Working data Start Marker
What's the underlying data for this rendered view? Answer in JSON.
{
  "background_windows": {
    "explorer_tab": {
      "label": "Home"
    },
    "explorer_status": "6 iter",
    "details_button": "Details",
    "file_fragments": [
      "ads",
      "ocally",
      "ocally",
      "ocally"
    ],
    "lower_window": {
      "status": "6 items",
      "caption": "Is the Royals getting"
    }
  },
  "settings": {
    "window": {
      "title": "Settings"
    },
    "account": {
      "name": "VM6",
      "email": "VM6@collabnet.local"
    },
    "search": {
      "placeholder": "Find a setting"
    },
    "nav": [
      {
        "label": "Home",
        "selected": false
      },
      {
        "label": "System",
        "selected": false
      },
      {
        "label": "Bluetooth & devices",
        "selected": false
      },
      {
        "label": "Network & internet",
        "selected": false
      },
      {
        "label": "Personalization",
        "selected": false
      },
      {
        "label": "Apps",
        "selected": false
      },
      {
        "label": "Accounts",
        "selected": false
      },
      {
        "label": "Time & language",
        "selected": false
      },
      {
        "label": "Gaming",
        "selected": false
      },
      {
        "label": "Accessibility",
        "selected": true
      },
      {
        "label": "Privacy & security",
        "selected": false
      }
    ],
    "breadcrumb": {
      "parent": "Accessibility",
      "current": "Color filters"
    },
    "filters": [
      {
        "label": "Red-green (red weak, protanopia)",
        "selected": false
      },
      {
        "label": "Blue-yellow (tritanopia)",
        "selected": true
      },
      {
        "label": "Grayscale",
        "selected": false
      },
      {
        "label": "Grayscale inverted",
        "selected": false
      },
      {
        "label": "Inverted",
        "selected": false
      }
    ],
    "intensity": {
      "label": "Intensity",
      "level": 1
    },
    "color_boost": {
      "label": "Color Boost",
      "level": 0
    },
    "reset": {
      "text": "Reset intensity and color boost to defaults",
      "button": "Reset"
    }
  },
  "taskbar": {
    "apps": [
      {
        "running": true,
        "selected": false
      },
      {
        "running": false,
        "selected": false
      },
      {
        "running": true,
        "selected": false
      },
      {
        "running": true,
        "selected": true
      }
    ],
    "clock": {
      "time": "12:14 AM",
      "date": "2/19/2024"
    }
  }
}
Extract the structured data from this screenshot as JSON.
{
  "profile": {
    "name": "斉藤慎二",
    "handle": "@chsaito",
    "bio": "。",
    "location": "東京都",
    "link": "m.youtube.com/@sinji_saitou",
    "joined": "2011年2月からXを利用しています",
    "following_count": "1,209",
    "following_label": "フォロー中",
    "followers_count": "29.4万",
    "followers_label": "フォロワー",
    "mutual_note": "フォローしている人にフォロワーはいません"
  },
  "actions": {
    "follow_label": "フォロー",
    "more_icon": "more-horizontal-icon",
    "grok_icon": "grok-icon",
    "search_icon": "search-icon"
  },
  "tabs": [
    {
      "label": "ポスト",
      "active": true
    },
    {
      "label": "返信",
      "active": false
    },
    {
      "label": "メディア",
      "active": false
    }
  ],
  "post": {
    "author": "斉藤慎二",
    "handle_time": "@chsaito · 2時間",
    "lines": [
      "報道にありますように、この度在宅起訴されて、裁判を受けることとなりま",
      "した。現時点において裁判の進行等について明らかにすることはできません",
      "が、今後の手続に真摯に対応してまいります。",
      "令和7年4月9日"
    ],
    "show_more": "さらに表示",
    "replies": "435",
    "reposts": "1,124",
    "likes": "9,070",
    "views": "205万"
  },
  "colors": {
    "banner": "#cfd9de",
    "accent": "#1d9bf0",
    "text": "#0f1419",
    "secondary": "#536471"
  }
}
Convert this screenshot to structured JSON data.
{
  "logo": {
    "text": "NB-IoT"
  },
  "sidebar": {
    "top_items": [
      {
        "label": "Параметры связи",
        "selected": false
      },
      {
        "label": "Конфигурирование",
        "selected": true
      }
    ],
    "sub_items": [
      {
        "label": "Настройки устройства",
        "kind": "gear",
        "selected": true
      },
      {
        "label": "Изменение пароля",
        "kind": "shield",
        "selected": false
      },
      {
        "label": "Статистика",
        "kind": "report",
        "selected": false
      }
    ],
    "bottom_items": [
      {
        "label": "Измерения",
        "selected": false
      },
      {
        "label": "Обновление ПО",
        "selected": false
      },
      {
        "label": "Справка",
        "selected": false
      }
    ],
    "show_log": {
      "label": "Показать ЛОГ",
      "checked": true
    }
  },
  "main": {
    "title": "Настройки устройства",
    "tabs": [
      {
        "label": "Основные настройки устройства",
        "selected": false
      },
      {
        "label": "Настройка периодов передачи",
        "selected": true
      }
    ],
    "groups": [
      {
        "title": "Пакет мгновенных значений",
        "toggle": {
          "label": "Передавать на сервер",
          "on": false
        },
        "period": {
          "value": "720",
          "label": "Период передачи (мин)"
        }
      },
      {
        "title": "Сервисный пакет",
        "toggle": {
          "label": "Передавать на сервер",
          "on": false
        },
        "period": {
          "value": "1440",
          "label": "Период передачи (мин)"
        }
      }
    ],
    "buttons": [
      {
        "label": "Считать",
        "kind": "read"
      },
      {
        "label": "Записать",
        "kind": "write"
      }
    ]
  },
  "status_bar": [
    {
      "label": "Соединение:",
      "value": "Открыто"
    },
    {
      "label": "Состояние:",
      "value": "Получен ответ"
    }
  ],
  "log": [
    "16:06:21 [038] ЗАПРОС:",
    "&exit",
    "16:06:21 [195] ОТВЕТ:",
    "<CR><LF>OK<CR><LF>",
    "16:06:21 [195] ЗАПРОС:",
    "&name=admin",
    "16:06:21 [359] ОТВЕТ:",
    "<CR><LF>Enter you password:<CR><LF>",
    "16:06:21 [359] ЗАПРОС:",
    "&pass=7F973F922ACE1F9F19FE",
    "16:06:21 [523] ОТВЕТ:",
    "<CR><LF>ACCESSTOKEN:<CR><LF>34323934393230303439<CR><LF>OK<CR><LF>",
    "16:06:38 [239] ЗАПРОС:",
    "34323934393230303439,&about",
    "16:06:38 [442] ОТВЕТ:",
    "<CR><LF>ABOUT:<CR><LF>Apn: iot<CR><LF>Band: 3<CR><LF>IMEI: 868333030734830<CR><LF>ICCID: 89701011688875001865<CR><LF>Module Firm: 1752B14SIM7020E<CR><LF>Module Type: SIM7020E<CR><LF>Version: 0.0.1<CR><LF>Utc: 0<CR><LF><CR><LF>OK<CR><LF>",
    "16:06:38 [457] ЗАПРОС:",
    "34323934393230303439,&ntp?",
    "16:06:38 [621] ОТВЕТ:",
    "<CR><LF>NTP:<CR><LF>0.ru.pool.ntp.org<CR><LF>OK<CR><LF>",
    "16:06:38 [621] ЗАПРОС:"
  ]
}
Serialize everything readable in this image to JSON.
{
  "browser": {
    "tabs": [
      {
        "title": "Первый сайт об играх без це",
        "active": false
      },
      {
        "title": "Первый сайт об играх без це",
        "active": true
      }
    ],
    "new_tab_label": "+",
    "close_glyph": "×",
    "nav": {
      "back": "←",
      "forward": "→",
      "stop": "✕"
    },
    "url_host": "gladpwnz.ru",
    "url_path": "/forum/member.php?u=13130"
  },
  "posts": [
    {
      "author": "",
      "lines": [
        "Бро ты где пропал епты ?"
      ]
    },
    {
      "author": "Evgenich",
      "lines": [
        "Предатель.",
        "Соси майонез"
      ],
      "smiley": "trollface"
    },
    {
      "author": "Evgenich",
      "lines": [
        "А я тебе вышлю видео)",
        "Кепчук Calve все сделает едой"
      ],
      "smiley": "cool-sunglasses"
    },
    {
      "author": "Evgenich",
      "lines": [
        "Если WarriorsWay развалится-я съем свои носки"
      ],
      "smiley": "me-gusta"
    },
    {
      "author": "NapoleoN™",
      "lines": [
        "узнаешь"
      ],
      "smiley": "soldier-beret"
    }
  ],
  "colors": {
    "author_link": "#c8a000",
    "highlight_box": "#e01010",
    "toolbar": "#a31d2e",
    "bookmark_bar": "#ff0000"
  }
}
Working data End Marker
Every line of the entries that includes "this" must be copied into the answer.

Your solution:
What's the underlying data for this rendered view? Answer in JSON.
Extract the structured data from this screenshot as JSON.
Convert this screenshot to structured JSON data.
Serialize everything readable in this image to JSON.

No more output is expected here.